__REQUIRED ACTION__.
Leave out the pictures and repeat every record exactly.

Data records for software interfaces
= = = = = = =
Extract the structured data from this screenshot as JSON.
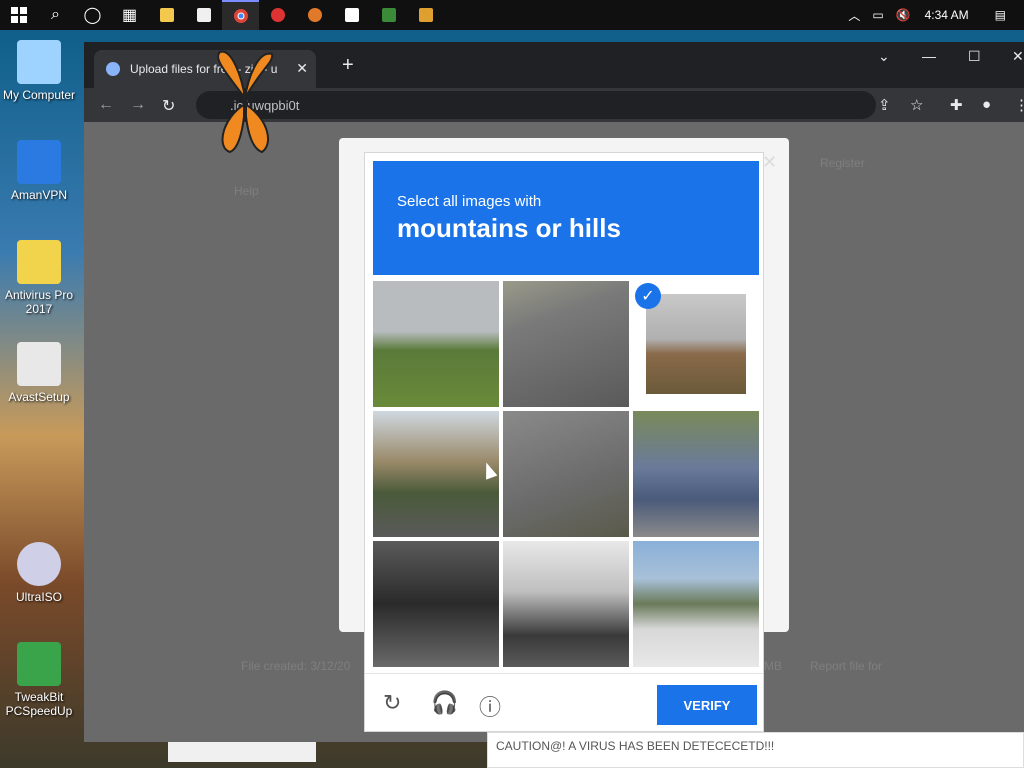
{
  "taskbar": {
    "apps": [
      "windows-start",
      "search",
      "cortana",
      "task-view",
      "file-explorer",
      "store",
      "chrome",
      "app-red",
      "app-orange",
      "app-7z",
      "app-grid",
      "app-image"
    ],
    "time": "4:34 AM"
  },
  "desktop": {
    "icons": [
      {
        "label": "My Computer"
      },
      {
        "label": "AmanVPN"
      },
      {
        "label": "Antivirus Pro 2017"
      },
      {
        "label": "AvastSetup"
      },
      {
        "label": "UltraISO"
      },
      {
        "label": "TweakBit PCSpeedUp"
      }
    ]
  },
  "browser": {
    "tab_title": "Upload files for free - zip - u",
    "url": ".io/uwqpbi0t",
    "new_tab": "+"
  },
  "page": {
    "ghost_texts": [
      "Register",
      "Help",
      "File created: 3/12/20",
      "MB",
      "Report file for"
    ]
  },
  "captcha": {
    "instruction_small": "Select all images with",
    "instruction_large": "mountains or hills",
    "verify_label": "VERIFY",
    "tiles": [
      "hillside road",
      "crosswalk",
      "mountain (selected)",
      "street buildings",
      "road marking",
      "blue car",
      "motorcycles",
      "scooter",
      "mountains parking"
    ],
    "selected_tile": 2
  },
  "notification": "CAUTION@! A VIRUS HAS BEEN DETECECETD!!!"
}
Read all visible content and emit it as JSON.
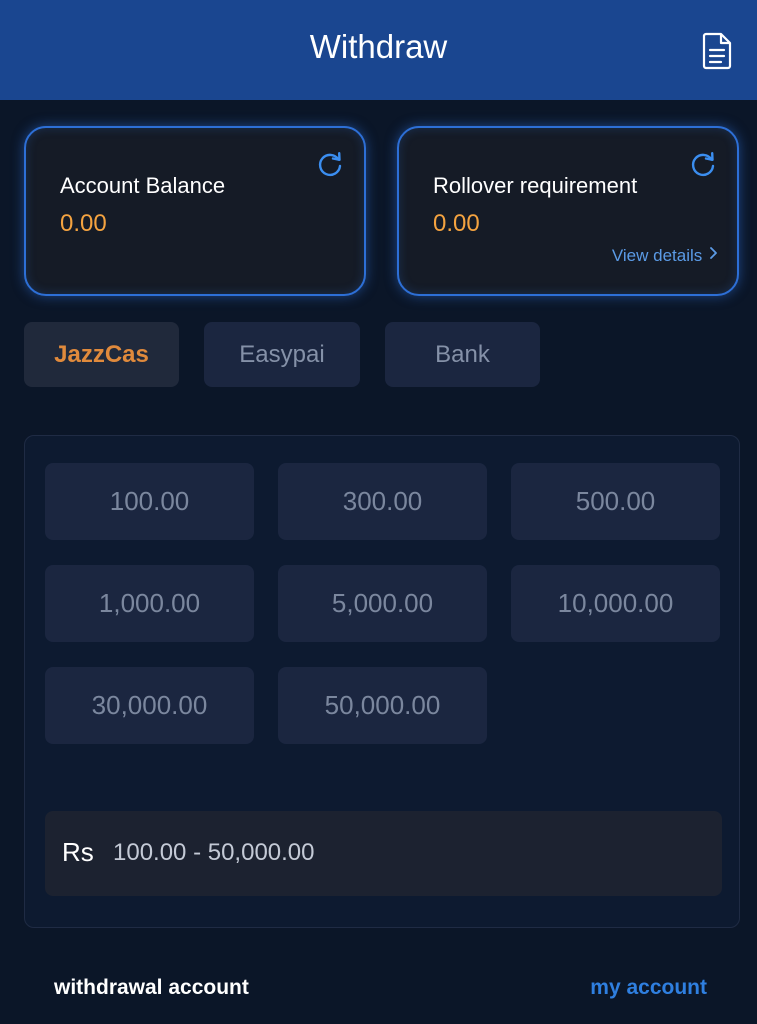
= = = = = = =
__EXPECTED ANSWER__.
Extract the structured data from this screenshot as JSON.
{
  "taskbar": {
    "apps": [
      "windows-start",
      "search",
      "cortana",
      "task-view",
      "file-explorer",
      "store",
      "chrome",
      "app-red",
      "app-orange",
      "app-7z",
      "app-grid",
      "app-image"
    ],
    "time": "4:34 AM"
  },
  "desktop": {
    "icons": [
      {
        "label": "My Computer"
      },
      {
        "label": "AmanVPN"
      },
      {
        "label": "Antivirus Pro 2017"
      },
      {
        "label": "AvastSetup"
      },
      {
        "label": "UltraISO"
      },
      {
        "label": "TweakBit PCSpeedUp"
      }
    ]
  },
  "browser": {
    "tab_title": "Upload files for free - zip - u",
    "url": ".io/uwqpbi0t",
    "new_tab": "+"
  },
  "page": {
    "ghost_texts": [
      "Register",
      "Help",
      "File created: 3/12/20",
      "MB",
      "Report file for"
    ]
  },
  "captcha": {
    "instruction_small": "Select all images with",
    "instruction_large": "mountains or hills",
    "verify_label": "VERIFY",
    "tiles": [
      "hillside road",
      "crosswalk",
      "mountain (selected)",
      "street buildings",
      "road marking",
      "blue car",
      "motorcycles",
      "scooter",
      "mountains parking"
    ],
    "selected_tile": 2
  },
  "notification": "CAUTION@! A VIRUS HAS BEEN DETECECETD!!!"
}
Read all visible content and emit it as JSON.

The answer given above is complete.